I am definitely asexual, though not sex-repulsed. I am probably bi/panromantic. As I don’t have a full grasp of my romantic orientation yet, I identify as, simply, asexual.

Have you encountered any kind of ace prejudice or ignorance in your field?  If so, how do you handle it?

I tend to “fly under the radar”. As a resident of a very conservative area, I am very selective about who I tell. I don’t believe that I have ever encountered prejudice, but as for ignorance….

What’s the most common misconception about asexuality that you’ve encountered?

The most common misconception I’ve encountered is that my reproductive systems are faulty on a biological level and that I am not only unwilling but also unable to have sex or bear children. Also the classic “it’ll be different after you try it”. Spoiler alert: I tried it. Nothing changed.

What advice would you give to any asexual individuals out there who might be struggling with their orientation?

You aren’t broken or defective. That’s what I thought, when I was first coming to terms with my orientation. I would study myself in the mirror, wondering why I even have this body if I’m not going to use it. Listen: there is so much more to a person than their reproductive system. You have a brain, and a heart. You have a soul. Those things are what make us human, not what’s in our pants or how we’re using it.

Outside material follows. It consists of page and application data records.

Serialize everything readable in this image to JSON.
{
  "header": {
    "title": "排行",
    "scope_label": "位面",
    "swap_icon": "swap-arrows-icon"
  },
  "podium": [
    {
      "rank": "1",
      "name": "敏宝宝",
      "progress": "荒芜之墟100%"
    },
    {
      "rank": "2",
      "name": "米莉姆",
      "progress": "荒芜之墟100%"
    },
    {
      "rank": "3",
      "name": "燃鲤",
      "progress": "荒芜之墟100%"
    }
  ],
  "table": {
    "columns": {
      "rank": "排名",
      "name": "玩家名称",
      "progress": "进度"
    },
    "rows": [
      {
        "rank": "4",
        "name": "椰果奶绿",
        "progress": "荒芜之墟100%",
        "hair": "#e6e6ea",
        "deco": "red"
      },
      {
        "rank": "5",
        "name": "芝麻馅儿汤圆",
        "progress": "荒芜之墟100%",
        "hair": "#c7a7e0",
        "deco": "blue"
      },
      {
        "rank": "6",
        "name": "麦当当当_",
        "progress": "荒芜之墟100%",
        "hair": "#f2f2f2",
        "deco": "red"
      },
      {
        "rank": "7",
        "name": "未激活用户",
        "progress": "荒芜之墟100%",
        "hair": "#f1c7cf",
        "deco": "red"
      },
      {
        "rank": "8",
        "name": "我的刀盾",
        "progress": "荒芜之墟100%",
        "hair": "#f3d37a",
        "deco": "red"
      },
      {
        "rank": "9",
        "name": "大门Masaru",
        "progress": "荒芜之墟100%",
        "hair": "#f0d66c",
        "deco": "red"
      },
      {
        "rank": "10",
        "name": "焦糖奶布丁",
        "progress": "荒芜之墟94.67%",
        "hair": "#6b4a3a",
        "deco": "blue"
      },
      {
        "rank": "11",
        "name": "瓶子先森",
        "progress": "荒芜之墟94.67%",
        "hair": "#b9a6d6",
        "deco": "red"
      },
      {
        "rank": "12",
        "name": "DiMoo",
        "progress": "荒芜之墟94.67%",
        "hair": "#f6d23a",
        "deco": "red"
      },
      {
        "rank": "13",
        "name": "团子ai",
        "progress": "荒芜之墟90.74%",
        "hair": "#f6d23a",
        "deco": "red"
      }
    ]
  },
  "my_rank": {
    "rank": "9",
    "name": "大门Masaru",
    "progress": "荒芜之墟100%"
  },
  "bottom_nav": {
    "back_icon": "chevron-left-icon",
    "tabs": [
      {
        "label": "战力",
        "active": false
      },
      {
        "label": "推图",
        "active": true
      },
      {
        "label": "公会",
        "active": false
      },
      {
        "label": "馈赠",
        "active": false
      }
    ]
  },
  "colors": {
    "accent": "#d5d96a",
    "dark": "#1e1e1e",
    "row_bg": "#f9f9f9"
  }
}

Finally, where can people find out more about your work?

I don’t have much about my primary project up, but what little I do have can be found at ursa-bruin.tumblr.com/thridda. If you want to know more, or just want a chat, my askbox is open.

Thank you, ursa-bruin, for participating in this interview and this project. It’s very much appreciated.